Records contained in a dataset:
****************************************
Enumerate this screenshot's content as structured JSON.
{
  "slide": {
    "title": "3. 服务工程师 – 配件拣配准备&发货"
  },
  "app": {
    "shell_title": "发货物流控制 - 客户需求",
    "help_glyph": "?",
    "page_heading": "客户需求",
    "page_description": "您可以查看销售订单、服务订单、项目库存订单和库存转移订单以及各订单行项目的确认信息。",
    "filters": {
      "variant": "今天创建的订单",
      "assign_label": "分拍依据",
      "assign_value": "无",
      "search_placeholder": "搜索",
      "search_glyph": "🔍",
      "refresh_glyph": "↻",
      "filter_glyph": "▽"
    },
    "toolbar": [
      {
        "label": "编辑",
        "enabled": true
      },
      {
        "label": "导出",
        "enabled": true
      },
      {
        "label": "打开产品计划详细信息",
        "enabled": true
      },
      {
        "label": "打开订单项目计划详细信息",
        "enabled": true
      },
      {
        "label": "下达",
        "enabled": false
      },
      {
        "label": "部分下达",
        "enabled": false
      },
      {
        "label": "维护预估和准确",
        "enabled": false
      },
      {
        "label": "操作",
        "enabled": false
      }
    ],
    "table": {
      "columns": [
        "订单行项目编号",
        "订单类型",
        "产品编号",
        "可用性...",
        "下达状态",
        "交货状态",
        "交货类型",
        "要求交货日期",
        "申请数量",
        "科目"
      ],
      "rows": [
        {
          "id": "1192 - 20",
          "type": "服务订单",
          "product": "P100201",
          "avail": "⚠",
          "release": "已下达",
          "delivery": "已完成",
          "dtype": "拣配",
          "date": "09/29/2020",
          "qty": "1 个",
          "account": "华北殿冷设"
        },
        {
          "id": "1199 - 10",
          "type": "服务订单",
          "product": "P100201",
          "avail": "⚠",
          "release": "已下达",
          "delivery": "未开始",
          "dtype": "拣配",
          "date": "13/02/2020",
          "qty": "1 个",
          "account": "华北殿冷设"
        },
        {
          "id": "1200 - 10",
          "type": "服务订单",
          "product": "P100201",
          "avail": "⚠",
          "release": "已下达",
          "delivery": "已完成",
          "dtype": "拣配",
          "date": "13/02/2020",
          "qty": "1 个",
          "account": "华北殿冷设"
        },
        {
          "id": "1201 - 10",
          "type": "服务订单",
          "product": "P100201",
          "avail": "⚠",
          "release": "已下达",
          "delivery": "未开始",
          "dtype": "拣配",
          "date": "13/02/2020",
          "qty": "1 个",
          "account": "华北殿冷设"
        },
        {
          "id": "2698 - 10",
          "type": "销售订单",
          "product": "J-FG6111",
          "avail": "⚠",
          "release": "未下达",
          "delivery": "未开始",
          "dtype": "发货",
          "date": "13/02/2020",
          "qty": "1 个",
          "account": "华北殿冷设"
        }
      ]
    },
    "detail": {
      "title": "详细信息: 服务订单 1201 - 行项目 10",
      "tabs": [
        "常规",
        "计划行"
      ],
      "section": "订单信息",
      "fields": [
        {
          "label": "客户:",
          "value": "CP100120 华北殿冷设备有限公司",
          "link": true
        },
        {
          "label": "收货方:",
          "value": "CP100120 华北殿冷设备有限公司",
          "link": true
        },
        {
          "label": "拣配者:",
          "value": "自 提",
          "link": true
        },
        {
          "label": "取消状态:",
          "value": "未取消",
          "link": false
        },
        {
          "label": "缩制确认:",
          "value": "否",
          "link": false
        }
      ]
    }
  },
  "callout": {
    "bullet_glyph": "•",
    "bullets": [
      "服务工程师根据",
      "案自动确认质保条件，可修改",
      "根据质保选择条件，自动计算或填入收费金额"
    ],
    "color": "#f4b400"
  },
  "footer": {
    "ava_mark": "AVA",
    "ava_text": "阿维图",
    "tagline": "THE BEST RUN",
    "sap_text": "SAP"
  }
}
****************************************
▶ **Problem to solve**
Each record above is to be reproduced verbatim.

▶ **Response to the exercise**
Enumerate this screenshot's content as structured JSON.
{
  "slide": {
    "title": "3. 服务工程师 – 配件拣配准备&发货"
  },
  "app": {
    "shell_title": "发货物流控制 - 客户需求",
    "help_glyph": "?",
    "page_heading": "客户需求",
    "page_description": "您可以查看销售订单、服务订单、项目库存订单和库存转移订单以及各订单行项目的确认信息。",
    "filters": {
      "variant": "今天创建的订单",
      "assign_label": "分拍依据",
      "assign_value": "无",
      "search_placeholder": "搜索",
      "search_glyph": "🔍",
      "refresh_glyph": "↻",
      "filter_glyph": "▽"
    },
    "toolbar": [
      {
        "label": "编辑",
        "enabled": true
      },
      {
        "label": "导出",
        "enabled": true
      },
      {
        "label": "打开产品计划详细信息",
        "enabled": true
      },
      {
        "label": "打开订单项目计划详细信息",
        "enabled": true
      },
      {
        "label": "下达",
        "enabled": false
      },
      {
        "label": "部分下达",
        "enabled": false
      },
      {
        "label": "维护预估和准确",
        "enabled": false
      },
      {
        "label": "操作",
        "enabled": false
      }
    ],
    "table": {
      "columns": [
        "订单行项目编号",
        "订单类型",
        "产品编号",
        "可用性...",
        "下达状态",
        "交货状态",
        "交货类型",
        "要求交货日期",
        "申请数量",
        "科目"
      ],
      "rows": [
        {
          "id": "1192 - 20",
          "type": "服务订单",
          "product": "P100201",
          "avail": "⚠",
          "release": "已下达",
          "delivery": "已完成",
          "dtype": "拣配",
          "date": "09/29/2020",
          "qty": "1 个",
          "account": "华北殿冷设"
        },
        {
          "id": "1199 - 10",
          "type": "服务订单",
          "product": "P100201",
          "avail": "⚠",
          "release": "已下达",
          "delivery": "未开始",
          "dtype": "拣配",
          "date": "13/02/2020",
          "qty": "1 个",
          "account": "华北殿冷设"
        },
        {
          "id": "1200 - 10",
          "type": "服务订单",
          "product": "P100201",
          "avail": "⚠",
          "release": "已下达",
          "delivery": "已完成",
          "dtype": "拣配",
          "date": "13/02/2020",
          "qty": "1 个",
          "account": "华北殿冷设"
        },
        {
          "id": "1201 - 10",
          "type": "服务订单",
          "product": "P100201",
          "avail": "⚠",
          "release": "已下达",
          "delivery": "未开始",
          "dtype": "拣配",
          "date": "13/02/2020",
          "qty": "1 个",
          "account": "华北殿冷设"
        },
        {
          "id": "2698 - 10",
          "type": "销售订单",
          "product": "J-FG6111",
          "avail": "⚠",
          "release": "未下达",
          "delivery": "未开始",
          "dtype": "发货",
          "date": "13/02/2020",
          "qty": "1 个",
          "account": "华北殿冷设"
        }
      ]
    },
    "detail": {
      "title": "详细信息: 服务订单 1201 - 行项目 10",
      "tabs": [
        "常规",
        "计划行"
      ],
      "section": "订单信息",
      "fields": [
        {
          "label": "客户:",
          "value": "CP100120 华北殿冷设备有限公司",
          "link": true
        },
        {
          "label": "收货方:",
          "value": "CP100120 华北殿冷设备有限公司",
          "link": true
        },
        {
          "label": "拣配者:",
          "value": "自 提",
          "link": true
        },
        {
          "label": "取消状态:",
          "value": "未取消",
          "link": false
        },
        {
          "label": "缩制确认:",
          "value": "否",
          "link": false
        }
      ]
    }
  },
  "callout": {
    "bullet_glyph": "•",
    "bullets": [
      "服务工程师根据",
      "案自动确认质保条件，可修改",
      "根据质保选择条件，自动计算或填入收费金额"
    ],
    "color": "#f4b400"
  },
  "footer": {
    "ava_mark": "AVA",
    "ava_text": "阿维图",
    "tagline": "THE BEST RUN",
    "sap_text": "SAP"
  }
}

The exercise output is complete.